By the way, I now always say "Memoir" the way John Malkovich said it in Burn after Reading; "Mem-Wah" because that movie was mad hilarious and you need to go watch it now, for Brad Pitt playing a gay personal trainer who is faaaaaaaaaaaabulous if for nothing else.
Anyway, Jeneration X is a bit different than Lancaster's usual style (have I determined yet if I can call her Jen? I think I decided I could...) since every chapter is more of a bullet point than a cohesive story, but it works for her. Basically, Jen is finally growing up, and each chapter represents a life lesson that she has learned. She does sometimes contrast in the Millennial generation to prove her point, but she mostly pinpoints Generation X, which I am a part of, and you are too if you were born between 1960 and 1980. Basically, there are all sorts of issues that we Gen-Xers have to deal with that our parents didn't, and how it affects us and our interactions with the generations we are sandwiched between.
Every life lesson is of course peppered with Jen's humor and charm and stories about her dogs and husband and various others in her life (Thun-Thun-Thundercats! Hooooo!)
But every time I read a book by Jen, I always come to the same conclusion: I can never have her in my zombie fighting dream team. And I should, really. I mean, she wields a pretty mean shovel and her husband is practically a Navy Seal (in his dreams), so they should totally be on my list to help me vanquish the undead horde.
The issue really comes down to the fact that I think Jen and Fletch would naturally start trying to run the whole operation, and that's my job. I promise to be a benevolent overlord, but an overlord nonetheless, and I don't see any future with Jen and Fletch in my batch of freedom fighters that doesn't end with us all dead, leaving the rest of my crew leaderless and, quite frankly, a yummy feast for the zombies.
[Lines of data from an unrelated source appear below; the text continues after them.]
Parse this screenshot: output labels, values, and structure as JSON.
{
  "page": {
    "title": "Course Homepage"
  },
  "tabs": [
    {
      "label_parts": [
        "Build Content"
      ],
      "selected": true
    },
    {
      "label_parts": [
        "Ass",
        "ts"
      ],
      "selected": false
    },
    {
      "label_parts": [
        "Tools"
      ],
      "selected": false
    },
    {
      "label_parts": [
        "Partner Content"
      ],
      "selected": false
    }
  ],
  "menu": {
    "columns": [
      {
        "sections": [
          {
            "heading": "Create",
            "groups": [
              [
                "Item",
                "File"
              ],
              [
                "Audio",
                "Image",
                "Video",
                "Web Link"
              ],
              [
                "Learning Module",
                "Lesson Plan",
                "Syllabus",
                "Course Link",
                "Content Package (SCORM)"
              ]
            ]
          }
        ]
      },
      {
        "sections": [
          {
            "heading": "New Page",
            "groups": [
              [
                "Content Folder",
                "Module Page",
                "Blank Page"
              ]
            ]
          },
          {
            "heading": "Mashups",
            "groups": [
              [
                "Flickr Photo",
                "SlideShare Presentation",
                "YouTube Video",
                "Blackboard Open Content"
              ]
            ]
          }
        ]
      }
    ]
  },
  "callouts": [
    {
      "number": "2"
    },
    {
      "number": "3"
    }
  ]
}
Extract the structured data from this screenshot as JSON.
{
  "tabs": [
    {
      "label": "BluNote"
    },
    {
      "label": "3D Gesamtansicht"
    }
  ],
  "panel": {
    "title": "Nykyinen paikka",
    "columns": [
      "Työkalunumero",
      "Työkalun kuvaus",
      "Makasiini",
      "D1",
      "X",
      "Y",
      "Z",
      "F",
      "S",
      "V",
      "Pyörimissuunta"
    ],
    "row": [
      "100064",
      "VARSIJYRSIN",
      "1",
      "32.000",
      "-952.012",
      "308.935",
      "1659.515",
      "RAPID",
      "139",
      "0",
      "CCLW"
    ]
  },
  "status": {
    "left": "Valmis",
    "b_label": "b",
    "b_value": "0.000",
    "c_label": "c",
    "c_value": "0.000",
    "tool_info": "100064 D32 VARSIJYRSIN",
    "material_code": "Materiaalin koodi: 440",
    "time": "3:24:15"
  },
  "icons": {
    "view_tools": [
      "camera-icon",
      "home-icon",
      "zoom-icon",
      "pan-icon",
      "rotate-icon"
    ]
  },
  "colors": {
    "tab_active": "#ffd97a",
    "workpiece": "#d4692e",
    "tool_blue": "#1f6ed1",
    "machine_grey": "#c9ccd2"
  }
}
You see, eventually, she would question my authority, and then I'd have to kill her in order to make an example of her, and then Fletch would have to kill me in retaliation, and then whatever hot boy toy I have slobbering after me would have to kill Fletch in retaliation, and it just wouldn't work. In the past, I have thought, "Well, I'm sure they'll be fine after the zombpocalypse happens."
I have, however, found a solution. After reading Jeneration X, it was clear that Jen needs to lead her own troops to safety. Naturally, both she and Fletch will have to work with their friends (hint: not all of your friends will take you seriously when you broach the subject with them. When the zombies attack, these friends will always be "bait" in your zombie attacks) and be responsible for their own cell. I'm not saying we can't work together in the future to trade for food, shelter, or DNA diversity. That's always going to be open between my faction and any other faction that wishes to negotiate peacefully. We will be like America and Canada, willing to live peacefully side-by-side.
The best part is that maybe Jen can start working on her Amish zombie YA novels. Rumspringa-ding-dinga is sure to be a best seller in the post-Z world. Max Brooks stresses that The Arts are going to be the frist thing that everyone will want to abandon once the zombies attack, but that we in our own groups can't let that happen. I'm just betting that Jen will be able to make us laugh so hard as to completely forget for a few minutes that outside of our safe sanctuary, there are hundreds of undead, just waiting to make a meal out of us.
So Jen, Fletch, start working on your plans. We're counting on you.